I want to go to higher education and get a doctorate in psychology. I always come across myself questioning, “What tends to make men and women assume and act the way they do? And how can I, as a individual, relate to them?” The pandemic made me extra self-conscious.
Ashley Moutinho, Counselor
I always joke around that freshmen do not genuinely develop into freshmen right until about halfway through the calendar year. By means of Christmas, they’re rather significantly however eighth graders.
Now I’m seeing them out there in the hallways, and they appear like they could be 22.
Previous 12 months, some students have been working at supermarkets, pharmacies, dining establishments. McDonald’s and Dunkin’ Donuts seek the services of a whole lot of our youngsters. College students have been contributing monetarily more than they experienced at any time contributed prior.
The timing of operating was less difficult when they have been virtual. Now that school gets out at 1:50, they have to take the bus home and they have to change into their get the job done uniform. You have to remind them, fundamentally, that faculty is their priority. It is time administration. I have a part-time work myself performing at the Hole, so I can talk with them about that.
Jaikwon Francis, 16, Junior
In April 2020, my grandmother in Brooklyn died of Covid. We have been close — I lived with her for a although. It was hard to move on from at initially.
I did not go into university very last 12 months. Daily everyday living was distinctive. I slept late and skipped 80 times of geometry, which was initially period of time. I failed that class and did credit recovery around the summer. It was an on line software that took two several hours per day for two weeks.
Now, I attempt my most effective to be optimistic. Covid is not heading to very last without end.
And really, the pandemic opened my brain. I’ve been complimented a ton on my composing, and final 12 months, I took journalism course on the web. I commenced to job interview people. And I also received into images. When you’re trapped inside, it tends to make you want to go out extra. I commenced heading on walks previous my community to this area with woods. It was so peaceful, and I received this urge to snap away.
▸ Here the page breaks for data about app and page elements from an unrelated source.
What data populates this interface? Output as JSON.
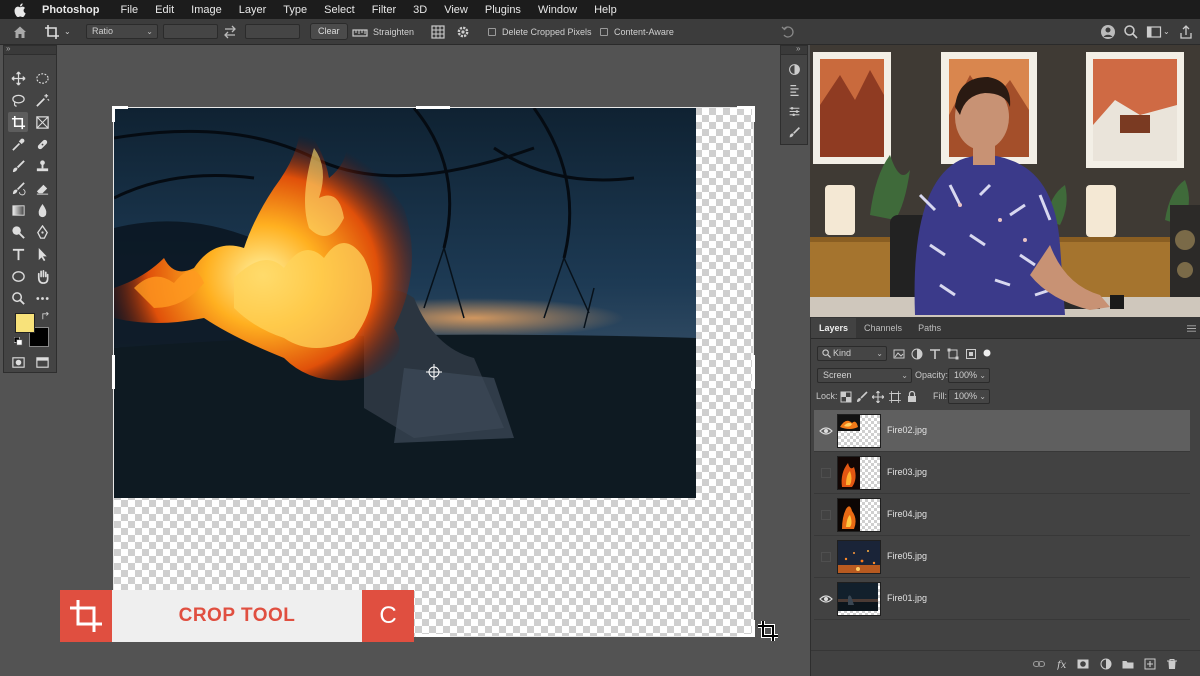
{
  "menubar": {
    "app": "Photoshop",
    "items": [
      "File",
      "Edit",
      "Image",
      "Layer",
      "Type",
      "Select",
      "Filter",
      "3D",
      "View",
      "Plugins",
      "Window",
      "Help"
    ]
  },
  "options": {
    "ratio": "Ratio",
    "clear": "Clear",
    "straighten": "Straighten",
    "delete_cropped": "Delete Cropped Pixels",
    "content_aware": "Content-Aware"
  },
  "colors": {
    "foreground": "#f8e27a",
    "background": "#000000",
    "accent": "#e04f40"
  },
  "banner": {
    "label": "CROP TOOL",
    "key": "C"
  },
  "layers_panel": {
    "tabs": [
      "Layers",
      "Channels",
      "Paths"
    ],
    "kind": "Kind",
    "blend_mode": "Screen",
    "opacity_label": "Opacity:",
    "opacity": "100%",
    "lock_label": "Lock:",
    "fill_label": "Fill:",
    "fill": "100%",
    "layers": [
      {
        "name": "Fire02.jpg",
        "visible": true,
        "selected": true
      },
      {
        "name": "Fire03.jpg",
        "visible": false,
        "selected": false
      },
      {
        "name": "Fire04.jpg",
        "visible": false,
        "selected": false
      },
      {
        "name": "Fire05.jpg",
        "visible": false,
        "selected": false
      },
      {
        "name": "Fire01.jpg",
        "visible": true,
        "selected": false
      }
    ]
  }
}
Now, any place I go, I can photo a image.
My journalism trainer tells me I’m seriously very good at it. My mom and stepdad really encourage me a ton. They say I have to go to higher education. Now I’m taking journalism again and will do the job on the school paper.
Donald Lafayette, Chemistry Trainer
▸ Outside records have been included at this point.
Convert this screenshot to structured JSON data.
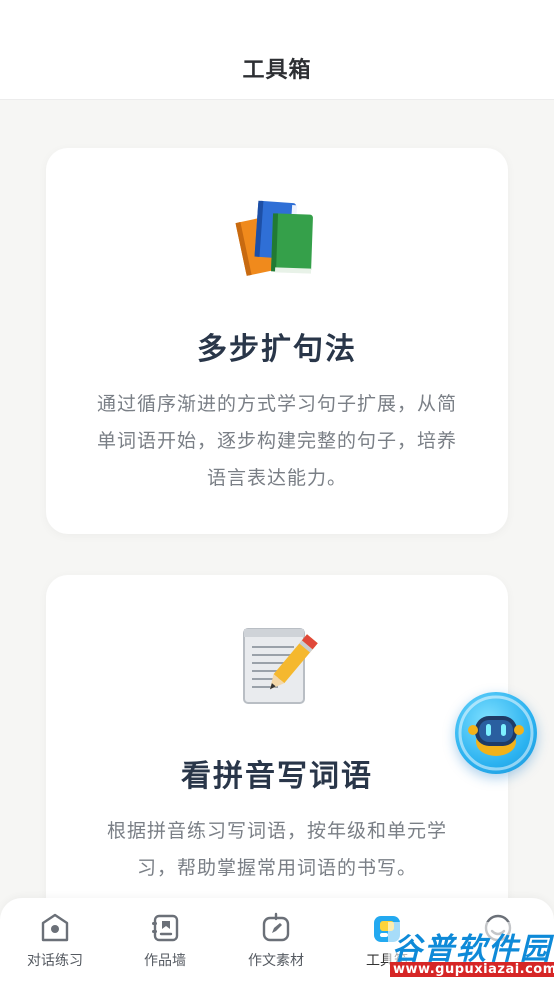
{
  "header": {
    "title": "工具箱"
  },
  "cards": [
    {
      "icon": "books-icon",
      "title": "多步扩句法",
      "desc_lines": [
        "通过循序渐进的方式学习句子扩展，从简",
        "单词语开始，逐步构建完整的句子，培养",
        "语言表达能力。"
      ]
    },
    {
      "icon": "notepad-pencil-icon",
      "title": "看拼音写词语",
      "desc_lines": [
        "根据拼音练习写词语，按年级和单元学",
        "习，帮助掌握常用词语的书写。"
      ]
    }
  ],
  "floating_button": {
    "icon": "robot-assistant-icon"
  },
  "tabbar": {
    "tabs": [
      {
        "label": "对话练习",
        "icon": "chat-practice-icon"
      },
      {
        "label": "作品墙",
        "icon": "works-wall-icon"
      },
      {
        "label": "作文素材",
        "icon": "writing-material-icon"
      },
      {
        "label": "工具箱",
        "icon": "toolbox-icon",
        "active": true
      },
      {
        "label": "",
        "icon": "profile-icon"
      }
    ]
  },
  "watermark": {
    "text": "谷普软件园",
    "url": "www.gupuxiazai.com"
  }
}
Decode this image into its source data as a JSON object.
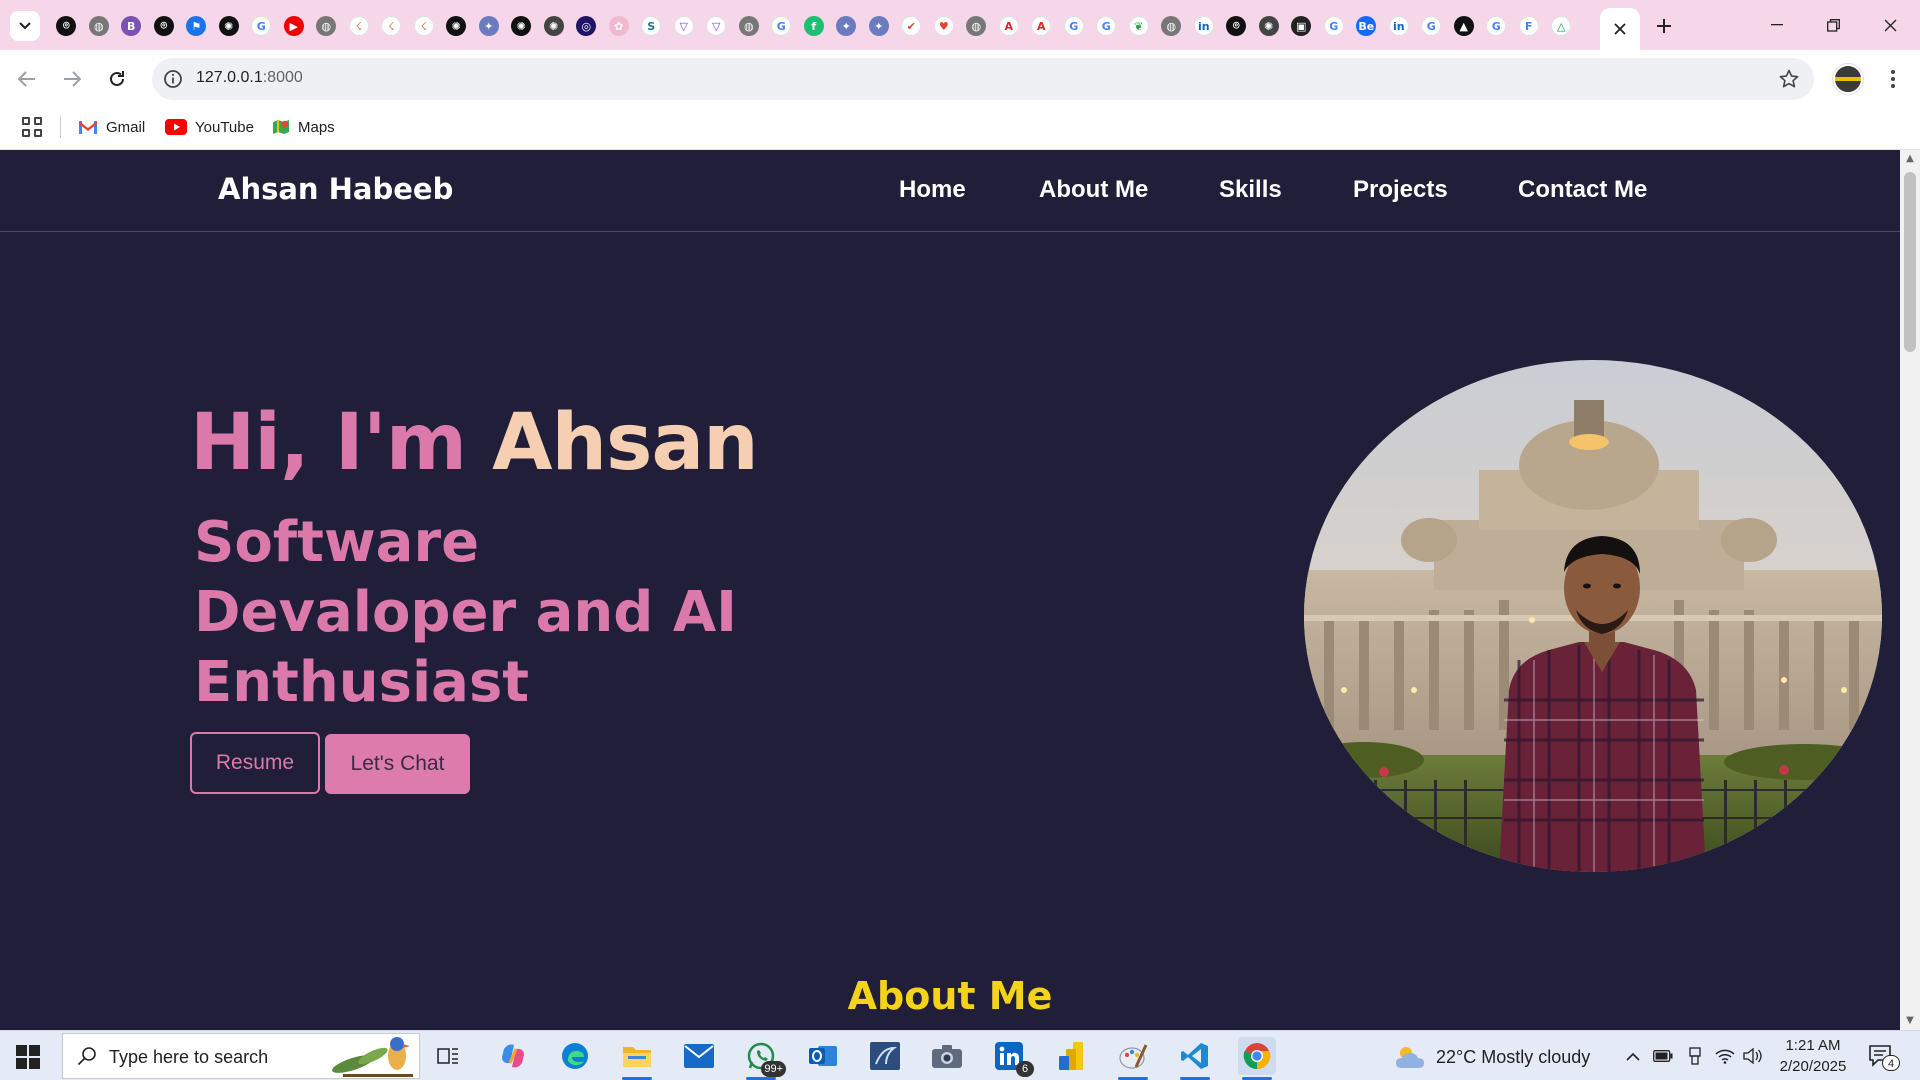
{
  "browser": {
    "url_host": "127.0.0.1",
    "url_port": ":8000",
    "tab_favicons": [
      "github-icon",
      "globe-icon",
      "bootstrap-icon",
      "github-icon",
      "flag-icon",
      "openai-icon",
      "google-icon",
      "youtube-icon",
      "globe-icon",
      "claude-icon",
      "claude-icon",
      "claude-icon",
      "openai-icon",
      "copilot-icon",
      "openai-icon",
      "chatgpt-icon",
      "lens-icon",
      "stars-icon",
      "scribd-icon",
      "proton-icon",
      "proton-icon",
      "globe-icon",
      "google-icon",
      "fiverr-icon",
      "copilot-icon",
      "copilot-icon",
      "todoist-icon",
      "heart-icon",
      "globe-icon",
      "adobe-icon",
      "adobe-icon",
      "google-icon",
      "google-icon",
      "leaf-icon",
      "globe-icon",
      "linkedin-icon",
      "github-icon",
      "chatgpt-icon",
      "photo-icon",
      "google-icon",
      "behance-icon",
      "linkedin-icon",
      "google-icon",
      "vercel-icon",
      "google-icon",
      "forms-icon",
      "drive-icon"
    ]
  },
  "bookmarks": [
    {
      "label": "Gmail",
      "icon": "gmail-icon"
    },
    {
      "label": "YouTube",
      "icon": "youtube-icon"
    },
    {
      "label": "Maps",
      "icon": "maps-icon"
    }
  ],
  "site": {
    "brand": "Ahsan Habeeb",
    "nav": [
      "Home",
      "About Me",
      "Skills",
      "Projects",
      "Contact Me"
    ],
    "hero": {
      "greeting": "Hi, I'm ",
      "name": "Ahsan",
      "subtitle": "Software Devaloper and AI Enthusiast",
      "resume_label": "Resume",
      "chat_label": "Let's Chat"
    },
    "about_heading": "About Me",
    "colors": {
      "background": "#201e38",
      "accent_pink": "#db7aaa",
      "accent_peach": "#f6ceb1",
      "accent_yellow": "#f5d31b"
    }
  },
  "taskbar": {
    "search_placeholder": "Type here to search",
    "whatsapp_badge": "99+",
    "linkedin_badge": "6",
    "weather": "22°C  Mostly cloudy",
    "time": "1:21 AM",
    "date": "2/20/2025",
    "notification_count": "4"
  }
}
Past yr, I was teaching in the classroom and, at the identical time, on video with the young ones at home. Only a couple of college students ended up in-person, so the concentrate was actually on distant. During initially period, men and women would be in mattress. The hardest section was, when you notify tales in the classroom, you can see if they are engaged.
But the encounter of distant mastering will enable them in college or university on-line programs. A ton of work opportunities are now remote, much too. Factors are changing.
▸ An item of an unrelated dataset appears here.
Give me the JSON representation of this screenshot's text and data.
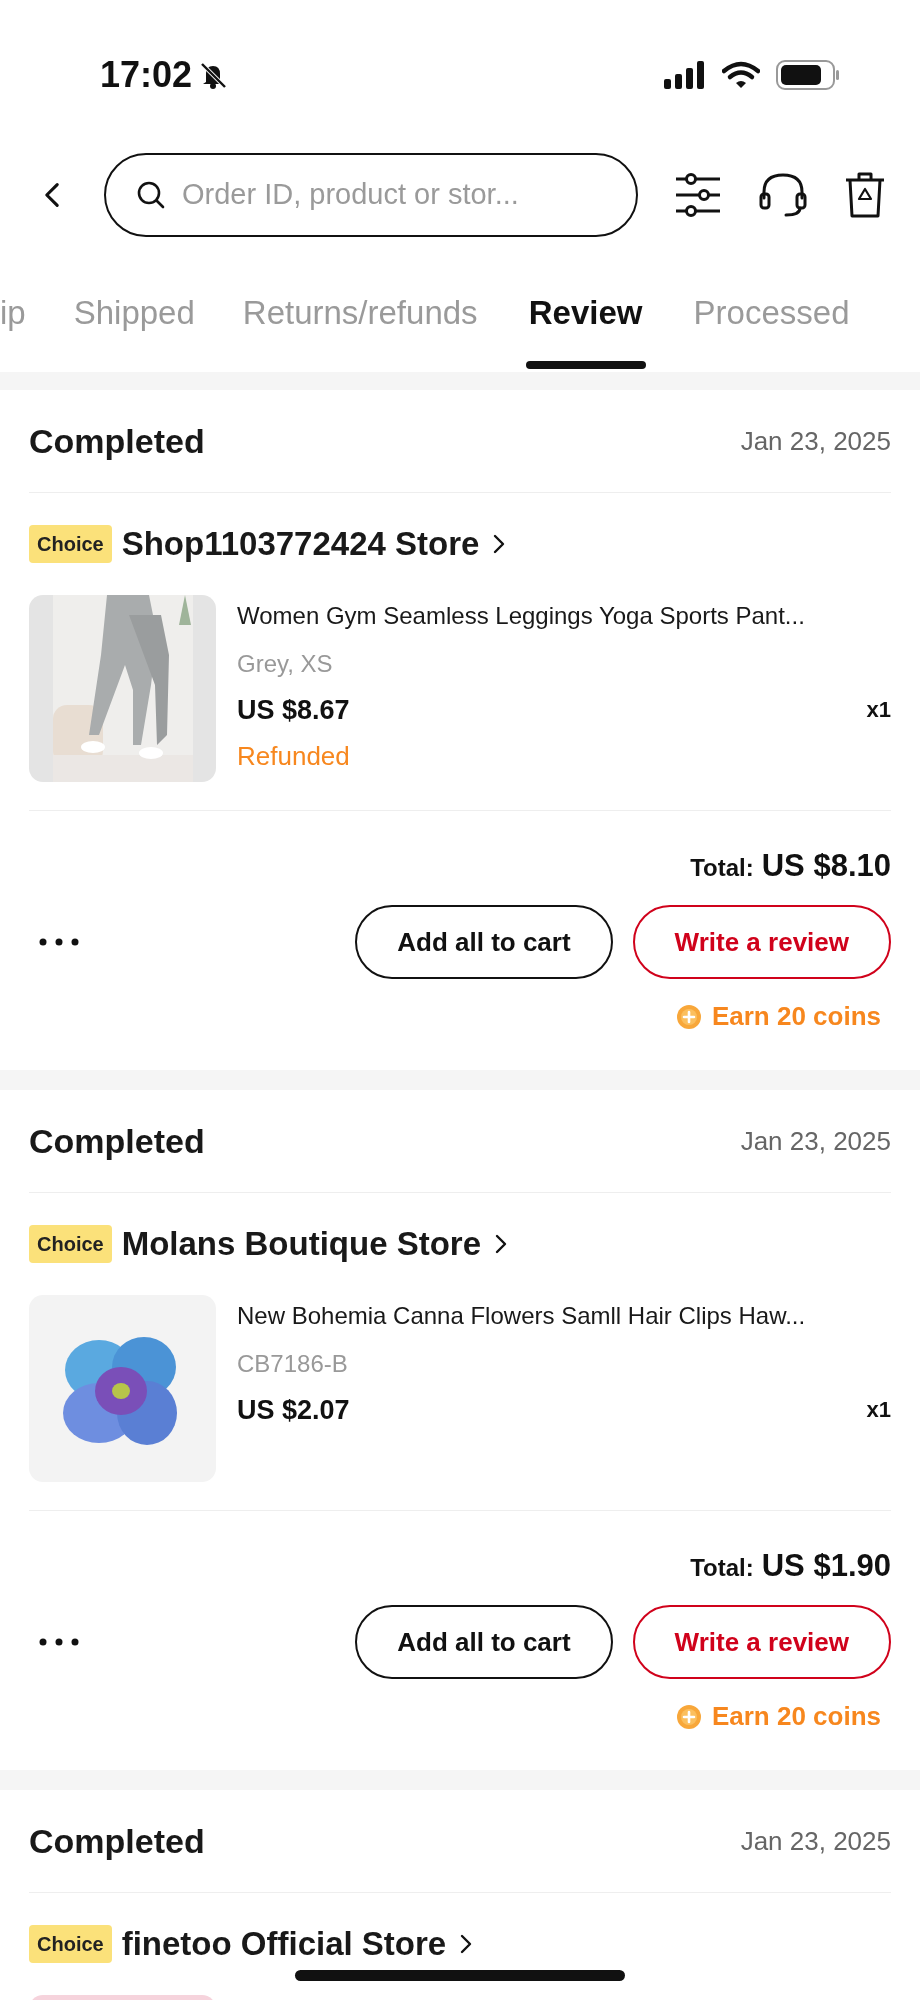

Jessinya Severino, 17, Senior
Previous year I would get migraines almost certainly a few times for every week from currently being on the personal computer screen so considerably.
I experience greater now that we’re back again in human being.
Now I have to complete my higher education applications, but I truly feel like I did not get a possibility to genuinely feel about it or, like, breathe with it. I’m confused.
I’m hoping for both UConn or Quinnipiac. But Quinnipiac is pretty high-priced. I’m striving to locate whatsoever is least expensive. My gifted and gifted instructor will make sure we are on major of our school types. My mother did not go to faculty, and considering that she’s under no circumstances long gone through it, it’s seriously really hard for her to check out and help me. I want to be a perfusionist. A perfusionist is an individual who controls a cardiac bypass machine in the course of operation. The joke is that no person says that word other than for me. I uncovered about it on “Grey’s Anatomy” and investigated it.